The Claimant applied for judicial review of the refusal of the Common Serjeant of London to have his bail application heard in public and his refusal to order the Claimant be produced at the application. The full court gave permission after it had been refused on paper. The Claimant, a man of previously good character had been charged with possession of ‘extremist’ material on his computer under s. 58(1)(b) of the Terrorism Act 2000. There had been two previous unsuccessful bail applications with the Claimant present. The Crown argued that it was normal practice at the Central Criminal Court to hear bail applications in camera.
Whether the bail application should have been heard in open court and the claimant produced at the application and the refusal of the Common Serjeant was ‘Wednesbury unreasonable.’
Quashing the refusal of the Common Serjeant and directing a rehearing: (1) The decision of the Crown Court regarding bail is susceptible to judicial review; (2) Rule 16.11 of the Criminal Procedure Rules did not create any presumption in favour of bail applications being heard in private; (3) The hearing of an application directly affecting personal liberty is a matter of public obligation rather than of judicial discretion. Courts may consider whether the interests of justice or the initiative of the parties requires departure from the norm; (4) Open justice on bail applications serves to discipline parties from making unfounded assertions in seeking or opposing bail if they face having to answer at trial what they have chosen publicly to assert: (5) For sound pragmatic reasons defendants do not have a right to be ‘produced’ at bail hearings at which they are represented.

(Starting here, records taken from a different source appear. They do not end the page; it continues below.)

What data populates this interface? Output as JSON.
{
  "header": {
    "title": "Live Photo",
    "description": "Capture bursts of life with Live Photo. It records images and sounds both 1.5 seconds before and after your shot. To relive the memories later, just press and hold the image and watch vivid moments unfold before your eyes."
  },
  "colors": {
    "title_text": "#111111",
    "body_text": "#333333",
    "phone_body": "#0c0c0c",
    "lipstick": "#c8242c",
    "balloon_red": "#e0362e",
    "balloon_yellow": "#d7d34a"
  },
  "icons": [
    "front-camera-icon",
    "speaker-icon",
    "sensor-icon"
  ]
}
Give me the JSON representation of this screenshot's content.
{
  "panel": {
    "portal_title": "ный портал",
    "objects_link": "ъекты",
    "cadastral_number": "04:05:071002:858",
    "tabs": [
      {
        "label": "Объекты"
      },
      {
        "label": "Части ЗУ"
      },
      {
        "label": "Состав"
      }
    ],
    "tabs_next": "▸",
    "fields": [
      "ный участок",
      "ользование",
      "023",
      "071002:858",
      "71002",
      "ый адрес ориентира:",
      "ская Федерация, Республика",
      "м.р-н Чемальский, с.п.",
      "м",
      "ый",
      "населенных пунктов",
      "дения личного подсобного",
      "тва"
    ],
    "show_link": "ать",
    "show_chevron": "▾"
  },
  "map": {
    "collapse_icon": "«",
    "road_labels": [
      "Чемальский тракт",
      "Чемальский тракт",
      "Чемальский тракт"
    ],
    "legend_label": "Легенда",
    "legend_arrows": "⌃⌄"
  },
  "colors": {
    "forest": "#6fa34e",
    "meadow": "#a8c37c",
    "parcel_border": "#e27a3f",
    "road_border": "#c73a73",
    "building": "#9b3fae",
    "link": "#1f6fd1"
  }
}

An important decision in favour of open justice with regard to bail applications that will directly affect the day-to-day administration of Crown Courts when dealing with bail applications.